··· TASK INPUTS
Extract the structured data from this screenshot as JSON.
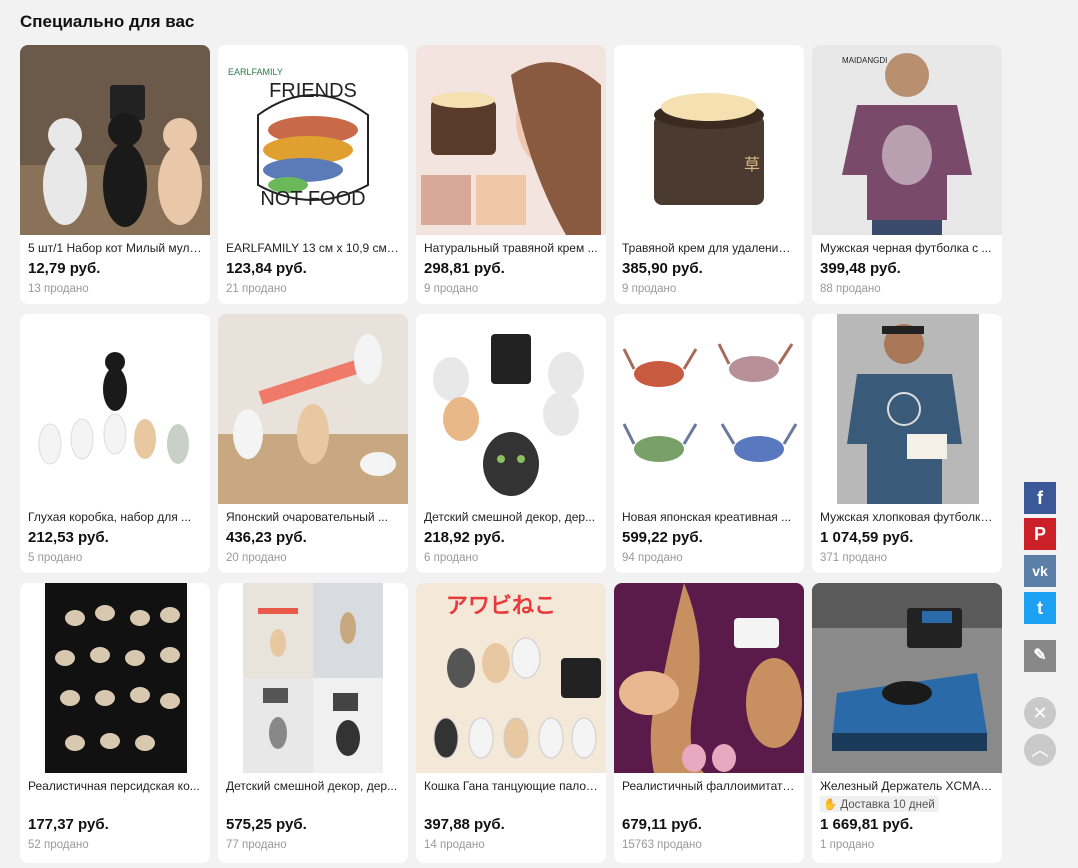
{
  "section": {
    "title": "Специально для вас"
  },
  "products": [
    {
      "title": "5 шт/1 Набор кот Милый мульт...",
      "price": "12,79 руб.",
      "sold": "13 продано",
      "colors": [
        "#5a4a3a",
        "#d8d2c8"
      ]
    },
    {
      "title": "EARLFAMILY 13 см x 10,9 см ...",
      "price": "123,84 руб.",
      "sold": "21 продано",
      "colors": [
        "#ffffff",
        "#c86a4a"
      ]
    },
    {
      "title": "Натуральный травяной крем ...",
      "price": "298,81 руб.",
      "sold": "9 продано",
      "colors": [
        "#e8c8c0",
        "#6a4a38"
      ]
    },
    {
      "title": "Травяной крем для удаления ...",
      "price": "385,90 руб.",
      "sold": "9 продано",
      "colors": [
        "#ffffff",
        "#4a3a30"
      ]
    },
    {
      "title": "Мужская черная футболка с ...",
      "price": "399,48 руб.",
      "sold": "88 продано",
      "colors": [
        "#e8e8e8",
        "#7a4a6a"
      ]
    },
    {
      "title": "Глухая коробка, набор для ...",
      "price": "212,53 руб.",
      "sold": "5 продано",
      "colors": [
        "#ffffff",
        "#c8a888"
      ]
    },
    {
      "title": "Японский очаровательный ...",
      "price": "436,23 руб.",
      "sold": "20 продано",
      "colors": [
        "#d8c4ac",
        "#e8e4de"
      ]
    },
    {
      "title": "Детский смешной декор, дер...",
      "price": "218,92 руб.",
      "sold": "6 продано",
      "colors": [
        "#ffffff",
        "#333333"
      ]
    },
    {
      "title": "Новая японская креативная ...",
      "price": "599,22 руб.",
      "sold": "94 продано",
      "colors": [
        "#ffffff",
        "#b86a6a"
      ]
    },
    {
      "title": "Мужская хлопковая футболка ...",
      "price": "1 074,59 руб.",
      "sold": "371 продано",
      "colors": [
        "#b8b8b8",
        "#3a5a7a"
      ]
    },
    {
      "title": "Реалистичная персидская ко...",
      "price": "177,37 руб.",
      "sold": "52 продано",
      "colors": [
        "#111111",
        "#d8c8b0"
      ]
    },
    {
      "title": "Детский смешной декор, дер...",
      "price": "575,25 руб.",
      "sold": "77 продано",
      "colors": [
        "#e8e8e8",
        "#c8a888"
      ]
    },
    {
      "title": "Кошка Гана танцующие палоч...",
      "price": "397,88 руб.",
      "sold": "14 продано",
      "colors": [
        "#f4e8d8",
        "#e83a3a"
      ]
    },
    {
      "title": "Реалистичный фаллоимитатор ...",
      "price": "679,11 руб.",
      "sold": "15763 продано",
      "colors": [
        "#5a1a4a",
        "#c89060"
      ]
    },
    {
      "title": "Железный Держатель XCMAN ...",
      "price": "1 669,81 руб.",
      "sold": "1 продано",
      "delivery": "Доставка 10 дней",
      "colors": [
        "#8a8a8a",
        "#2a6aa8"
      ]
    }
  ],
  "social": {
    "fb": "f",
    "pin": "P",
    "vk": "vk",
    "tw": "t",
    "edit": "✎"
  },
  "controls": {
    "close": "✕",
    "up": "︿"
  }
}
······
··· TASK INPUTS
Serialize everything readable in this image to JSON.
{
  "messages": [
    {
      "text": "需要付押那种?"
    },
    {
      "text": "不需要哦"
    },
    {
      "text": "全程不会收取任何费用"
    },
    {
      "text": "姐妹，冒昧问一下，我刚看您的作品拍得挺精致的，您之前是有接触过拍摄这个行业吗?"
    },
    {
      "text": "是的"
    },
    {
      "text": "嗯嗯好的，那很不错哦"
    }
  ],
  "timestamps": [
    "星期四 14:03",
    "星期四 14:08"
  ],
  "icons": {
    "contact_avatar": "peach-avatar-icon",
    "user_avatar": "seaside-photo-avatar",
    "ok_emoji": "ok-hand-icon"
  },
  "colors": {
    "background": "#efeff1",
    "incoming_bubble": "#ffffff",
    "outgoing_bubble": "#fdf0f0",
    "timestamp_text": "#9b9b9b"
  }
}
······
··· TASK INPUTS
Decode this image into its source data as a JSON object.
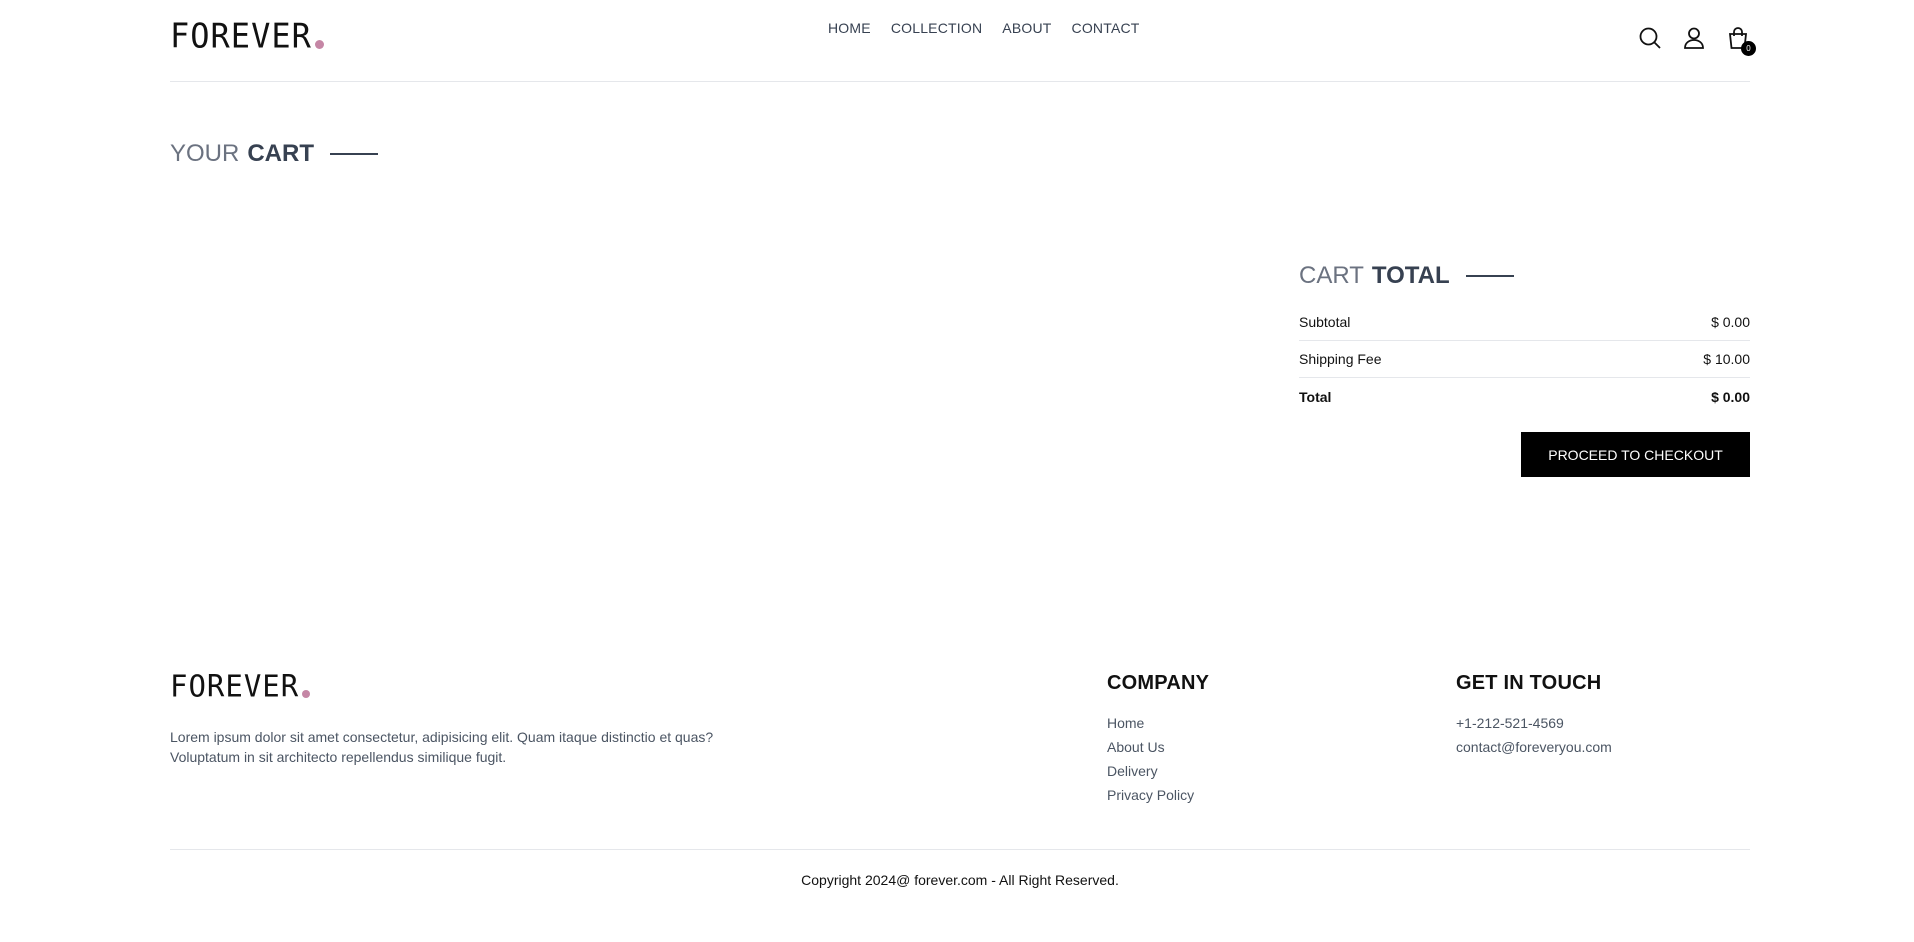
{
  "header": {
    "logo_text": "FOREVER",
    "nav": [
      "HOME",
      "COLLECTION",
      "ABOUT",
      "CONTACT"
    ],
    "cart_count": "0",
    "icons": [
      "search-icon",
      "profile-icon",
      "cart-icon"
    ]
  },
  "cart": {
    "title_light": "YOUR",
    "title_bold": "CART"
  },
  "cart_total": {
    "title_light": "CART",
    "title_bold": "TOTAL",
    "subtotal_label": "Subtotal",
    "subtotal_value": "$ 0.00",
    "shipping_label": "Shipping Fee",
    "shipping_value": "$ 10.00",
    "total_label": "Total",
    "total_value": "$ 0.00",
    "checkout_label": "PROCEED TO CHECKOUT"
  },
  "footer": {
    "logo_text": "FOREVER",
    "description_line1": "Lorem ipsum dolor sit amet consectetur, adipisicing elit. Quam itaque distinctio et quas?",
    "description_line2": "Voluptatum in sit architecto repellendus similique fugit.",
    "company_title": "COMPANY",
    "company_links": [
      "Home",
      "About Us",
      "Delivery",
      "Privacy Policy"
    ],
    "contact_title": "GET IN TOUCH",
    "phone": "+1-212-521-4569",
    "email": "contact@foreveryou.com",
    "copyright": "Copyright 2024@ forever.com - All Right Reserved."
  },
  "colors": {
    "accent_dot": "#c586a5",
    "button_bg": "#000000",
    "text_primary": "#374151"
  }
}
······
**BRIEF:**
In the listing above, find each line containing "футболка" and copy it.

**TASK SOLUTION:**
      "title": "Мужская черная футболка с ...",
      "title": "Мужская хлопковая футболка ...",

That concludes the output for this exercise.